So despite a rocky road up to that point, we successfully acquired our desired refreshments, which we then enjoyed while sitting on the store's stoop. When we were finished, we politely returned the bottles, which each store collects in exchange for a small deposit (a practical environmental initiative that the whole subcontinent seems to excel at). I spotted a small garbage can next to the empties crate, and took the opportunity to toss out the receipt. The bin was nearly overflowing and so, not wanting it to blow into the street shortly thereafter, I stuffed it down a little deeper. As I did so, my thumb slid along an unseen broken bottle, leaving me with a nasty slice. ¡Dios mío! Nothing makes the stomach drop like an open wound in a developing country. No fluent spanish was required in this instance — I simply held up my gushing thumb in view of the proprietor. She was immediately on hand (pun intended) with a bottle of hydrogen peroxide. That's one thing I love about traveling; you can always depend on the kindness of strangers (er, well…often enough anyway).
This trifecta of flubs all took place on a simple scouting mission, during our first couple of hours in Rio Dulce, Guatemala. Now use your imagination and expand that trend to not only a year-long trip, but an entire decade of intermittent travel. That should give you an idea of how things usually go for me. But don't get me wrong, the overall experiences I've accrued have been overwhelmingly worth the mostly-harmless setbacks. Sure, I'm not quite as innocent as I was when I hopped my first international flight, but my realism still tilts towards optimism.
Heck, I'll always get excited when I see a picture like this:
But I'll also anticipate the full-spectrum of travel. Like anything, the highs are boosted by the preceeding lows, and the lows are exacerbated by the fleeting highs. It's all just part of the wayfaring package.

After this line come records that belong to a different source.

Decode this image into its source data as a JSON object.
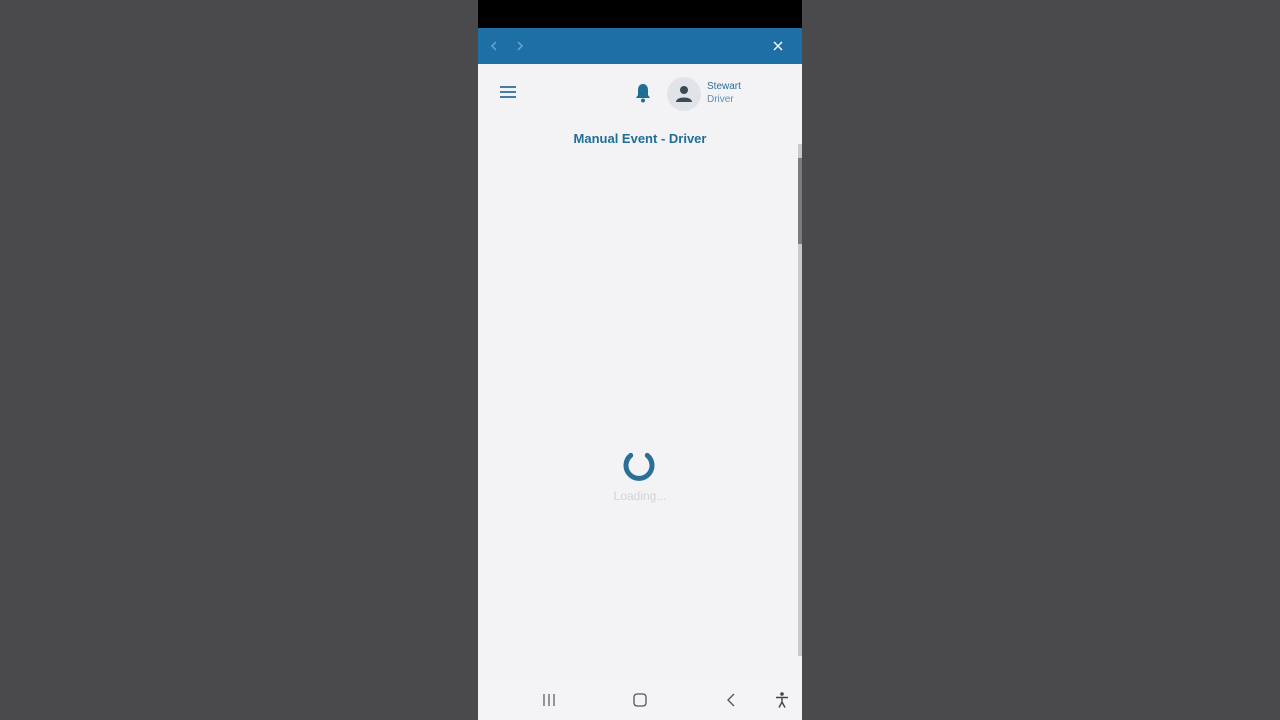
{
  "browser": {
    "back_icon": "chevron-left-icon",
    "forward_icon": "chevron-right-icon",
    "close_icon": "close-icon",
    "bar_color": "#1e6fa5"
  },
  "header": {
    "menu_icon": "hamburger-menu-icon",
    "notification_icon": "bell-icon",
    "avatar_icon": "user-avatar-icon",
    "user_name": "Stewart",
    "user_role": "Driver"
  },
  "page": {
    "title": "Manual Event - Driver",
    "loading_text": "Loading...",
    "accent_color": "#2a6f97"
  },
  "system_nav": {
    "recent_apps_icon": "recent-apps-icon",
    "home_icon": "home-icon",
    "back_icon": "back-icon",
    "accessibility_icon": "accessibility-icon"
  }
}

So be bold, prospective adventurers, and don't stop daydreaming about your bucket-list trips. Just be aware that along with the sunsets, beaches, waterfalls, and ruins, there's always a dog, or some geese, or broken glass…and probably a bunch of bugs (don't ever forget about the bugs...they won't forget about you).